Diary of Charles Francis Adams, volume 7

74 Saturday 20th. CFA Saturday 20th. CFA
Saturday 20th.

I was detained later than usual in consequence of my having to draw a Check upon the Bank in this place. I then went into town and found myself somewhat cramped for time. I first attended a Stock Sale for the purpose of investing the small sum belonging to Elizabeth. But I found nothing that suited me. The pressure for money is very considerable and reduces very much the price of Stocks. But most of those now habitually sold at Auction are such drugs and of so little intrinsic value that even a low price is hazardous. I could not adventure and therefore returned to the Office.

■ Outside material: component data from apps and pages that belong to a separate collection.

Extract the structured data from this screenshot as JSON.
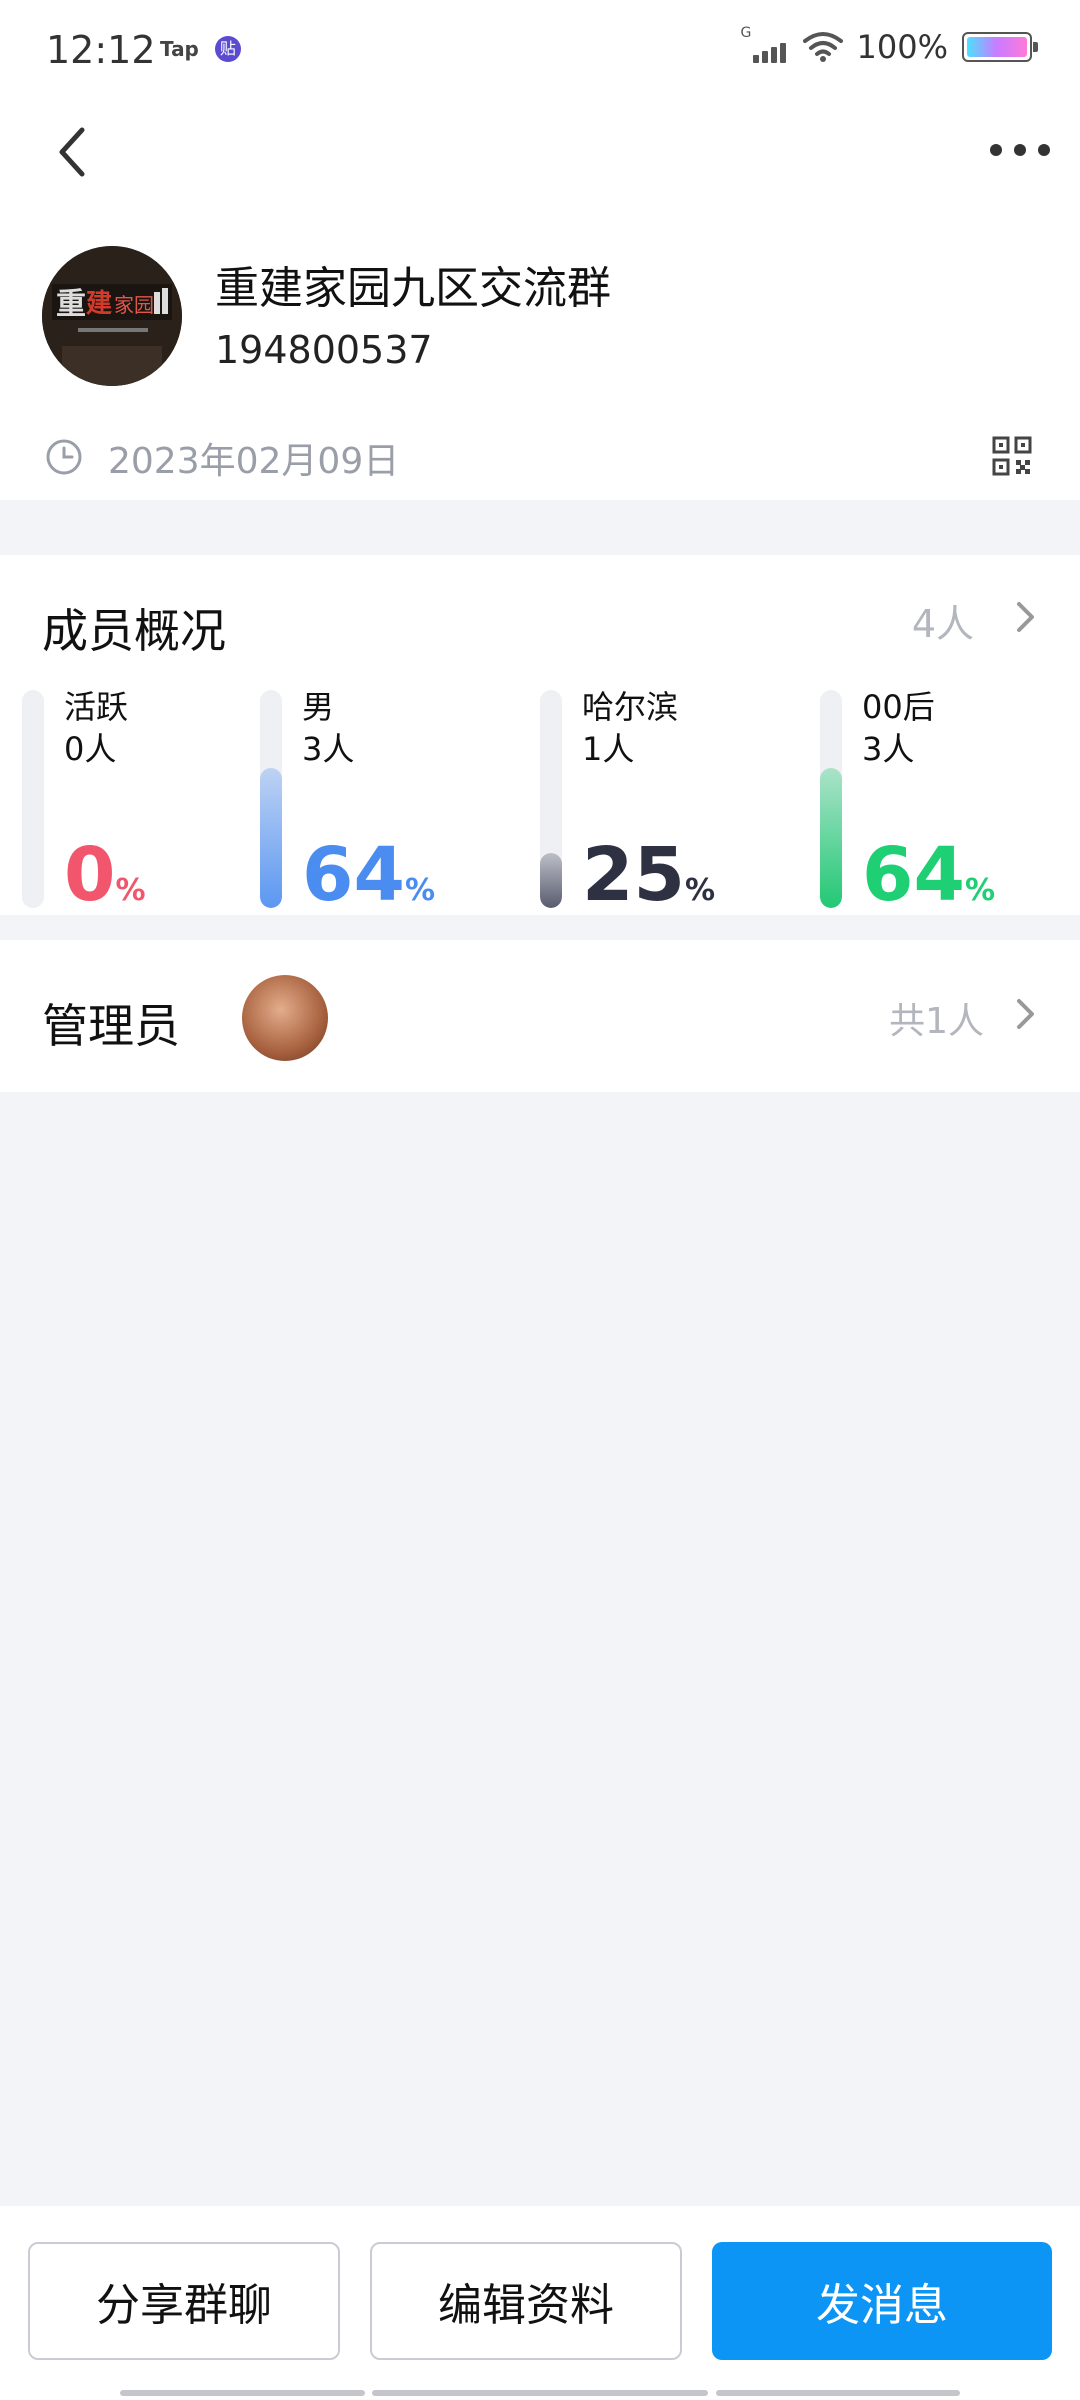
{
  "status_bar": {
    "time": "12:12",
    "notif_app_1": "Tap",
    "notif_app_2": "贴",
    "network_label": "G",
    "battery_percent": "100%"
  },
  "header": {
    "back_icon": "chevron-left-icon",
    "more_icon": "more-dots-icon"
  },
  "group": {
    "name": "重建家园九区交流群",
    "id": "194800537",
    "created_date": "2023年02月09日"
  },
  "members": {
    "title": "成员概况",
    "count": "4人",
    "stats": [
      {
        "label": "活跃",
        "count": "0人",
        "percent": "0",
        "unit": "%",
        "value": 0,
        "color": "#f2566d",
        "bar_color": "#f2566d"
      },
      {
        "label": "男",
        "count": "3人",
        "percent": "64",
        "unit": "%",
        "value": 64,
        "color": "#4a8cf0",
        "bar_color": "#5b97f2"
      },
      {
        "label": "哈尔滨",
        "count": "1人",
        "percent": "25",
        "unit": "%",
        "value": 25,
        "color": "#2d3142",
        "bar_color": "#585c6e"
      },
      {
        "label": "00后",
        "count": "3人",
        "percent": "64",
        "unit": "%",
        "value": 64,
        "color": "#1fcf73",
        "bar_color": "#22c874"
      }
    ]
  },
  "admins": {
    "title": "管理员",
    "count": "共1人"
  },
  "actions": {
    "share_label": "分享群聊",
    "edit_label": "编辑资料",
    "send_label": "发消息"
  },
  "colors": {
    "primary": "#0d95f6",
    "background": "#f3f4f8"
  }
}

Mr. Spear of Quincy came in and we had much talk upon a variety of subjects, principally connected with the disposition of the property at Quincy. This detained me until late when I went over to see Mr. Brooks and consult him respecting the expediency of my mode of building. He gave me many ideas which will prove of very great use to me I do not doubt. There is a great value in practical knowledge of the subject. I must acquire it slowly and patiently and by asking. Returned home late.

Afternoon passed partly in reading Livy and partly in a walk. There is no part of my daily life which gives me so much pleasure as the short period spent in reading the Classics. Evening, read several numbers of the Discourses on Davila.1 A very interesting Essay.

1.

JA, Discourses on Davila, Boston, 1805. These were written in 1790–1791 and first published in the Gazette of the United States; see JA, Diary and Autobiography , 3:225.

Sunday 21st. CFA Sunday 21st. CFA
Sunday 21st.

The remarkable coldness of the season continues unabated. It has become a matter of great doubt whether the crop of Corn will ripen. I spent my morning idly, in part because I got up late. Attended divine service and heard Mr. Lunt preach in the morning from Revelation. 5. 1.2. “And I saw in the right hand of him that sat on the throne a book written within and on the back side sealed with seven seals, and I saw a strong angel proclaiming with a loud voice, Who is worthy to open the book and to loose the seals thereof.” Mr. Lunt took hold of the subject with an attempt to explain the general meaning of the revelation and then applied the opening of the seals to various historical events of ancient times. But this is arbitrary and uncertain. Revelation, I must confess it, never looked to me much beyond the frenzy of an excited imagination.

In the afternoon Psalm 16. 11. “Thou wilt shew me the path of life: 75in thy presence is fulness of joy: at thy right hand there are pleasures for evermore.” I was unable to keep my attention fixed having lost my nap by the presence of Mr. Degrand. He remained all the afternoon. The conversation principally upon a letter of General Jackson to the Governor of Tennessee disavowing the course of General Gaines.1

In the evening, my mother, Mrs. J. Adams,2 my Wife and I went to Mrs. Quincy’s. Found there Mrs. Quincy the elder, and her daughter Anna.3 Nothing interesting, and we returned early. Read a Sermon of Dr. Barrow, upon natural religion. Jeremiah 51. 15. “He hath made the earth by his power, he hath established the world by his wisdom and hath stretched out the heaven by his understanding.” There was little variation from the topics usually brought forward in the Creation, but they were enforced with more eloquence than I have yet found in Barrow. He seems to rise with his subject.

1.

In response to requisitions from Gen. Edmund Pendleton Gaines forwarded by the secretary of war to Gov. Newton Cannon for a brigade of Tennessee militia for service on the Mexican border, the governor had sent the correspondence to President Jackson. On 6 Aug. the President responded that the requisition was unauthorized and unjustified by the circumstances. The letter was published in the Daily Centinel and Gazette, 22 Aug. 1836, p. 2, col. 3.

2.

Mrs. John Adams 2d, the former Mary Catherine Hellen, who, after the death of her husband in 1834, with their two daughters, Mary Louisa and Georgeanna Frances, regularly summered at the Old House; see vols. 1:xxvi, 32; 6:12, 254.

3.

Josiah Quincy IV and his wife, the former Mary Jane Miller, regularly occupied the family home in Quincy during the summers. His mother, Mrs. Josiah Quincy III, wife of the president of Harvard, and his sister, Anna Cabot Lowell Quincy, were visiting from Cambridge.